We pledge to be faithful, loyal and honest, yet we steal from each other, lie to one another and betray each other.

We pledge to serve Nigeria with all our strength, yet we get into office and loot the national treasury, deny the Nigerian child their education and healthcare, while a great number of women still die at childbirth.

We pledge to defend her unity, yet we draw our tribal lines at the slightest provocation, and even our tribes have factions within them; it’s hard to tell if Nigeria was at all meant to be one country or a bunch of them.

We pledge to uphold her honour and glory . . . what does that even mean?

Then we ask God to help us do exactly what we have no intentions of doing . . .

So what’s the way forward?


We have made vows that we have not kept, now we reap the consequences of our actions. But it’s not too late to make a change. It starts with you, and me, making the conscious effort to uphold the words of the vow we have made, and maybe, just maybe, Nigeria will see a light at the end of this very dark tunnel we have wandered in for as long as I have lived!

Or we ditch the pledge!




Questions for Nigerians: Were you ever taught in school about the writers of the national anthem and the national pledge? What history were you taught?

11 thoughts on “The Pledge that Ruined a Nation

  1. Hearing you out it this way as a vow that has not been kept for years makes its scary. Really.

    This is the first I’m hearing of the lady you say penned the pledge. I guess that can tell you of the history I know.
    I’ve heard of the man who designed the flag though.

    Dunno who wrote the anthem. And I prefer the second stanza. It’s a prayer I wished we prayed daily and just maybe, our prayers will be heard.

    Liked by 1 person

    1. I asked because I don’t remember it taught at school. It makes me wonder what history is actually being taught.

      It’s really serious, it’s a vow and we don’t realise. I hope we take it serious from now on.


      1. When I realized how clueless I was about the history behind the Nigerian civil war was when I realized I was clueless about most of our history and so are a number of young Nigerians.

        Our history isn’t taught in schools. It’s sad. Instead it’s history of other countries some teach.
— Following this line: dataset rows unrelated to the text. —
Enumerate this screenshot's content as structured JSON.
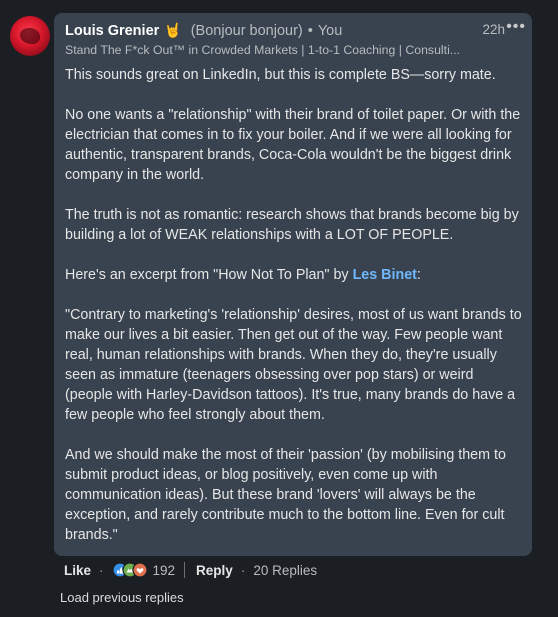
{
  "comment": {
    "author": "Louis Grenier",
    "emoji": "🤘",
    "pronoun": "(Bonjour bonjour)",
    "separator": "•",
    "degree": "You",
    "headline": "Stand The F*ck Out™ in Crowded Markets | 1-to-1 Coaching | Consulti...",
    "time": "22h",
    "more": "•••",
    "paragraphs": [
      "This sounds great on LinkedIn, but this is complete BS—sorry mate.",
      "No one wants a \"relationship\" with their brand of toilet paper. Or with the electrician that comes in to fix your boiler. And if we were all looking for authentic, transparent brands, Coca-Cola wouldn't be the biggest drink company in the world.",
      "The truth is not as romantic: research shows that brands become big by building a lot of WEAK relationships with a LOT OF PEOPLE."
    ],
    "excerpt_prefix": "Here's an excerpt from \"How Not To Plan\" by ",
    "excerpt_link": "Les Binet",
    "excerpt_suffix": ":",
    "quote_paragraphs": [
      "\"Contrary to marketing's 'relationship' desires, most of us want brands to make our lives a bit easier. Then get out of the way. Few people want real, human relationships with brands. When they do, they're usually seen as immature (teenagers obsessing over pop stars) or weird (people with Harley-Davidson tattoos). It's true, many brands do have a few people who feel strongly about them.",
      "And we should make the most of their 'passion' (by mobilising them to submit product ideas, or blog positively, even come up with communication ideas). But these brand 'lovers' will always be the exception, and rarely contribute much to the bottom line. Even for cult brands.\""
    ]
  },
  "actions": {
    "like": "Like",
    "dot": "·",
    "reaction_count": "192",
    "reply": "Reply",
    "replies": "20 Replies"
  },
  "load_previous": "Load previous replies",
  "colors": {
    "background": "#1b1f23",
    "bubble": "#38434f",
    "link": "#71b7fb"
  }
}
  2. Wow! What a powerful and enlightening view of the wow and it’s living truth in comparison to a national pledge. Sadly, this could be said for several countries. America included (my country).
    I actually think this scripture daily since I first read it years ago. It makes me afraid to make a promise/vow to God for anything, but instead leave each moment to His will
    Amazing post, Aletha!

    Liked by 1 person

    1. Thanks for taking the time to read this. It’s amazing the things we did when God was at the center of our lives as counties that honored Him. And it’s sad where the world is going now, fighting Him and note realising He’s our only hope!

      Liked by 1 person

Leave a Reply

Fill in your details below or click an icon to log in: Logo

You are commenting using your account. Log Out /  Change )

Google photo

You are commenting using your Google account. Log Out /  Change )

Twitter picture

You are commenting using your Twitter account. Log Out /  Change )

Facebook photo

You are commenting using your Facebook account. Log Out /  Change )

Connecting to %s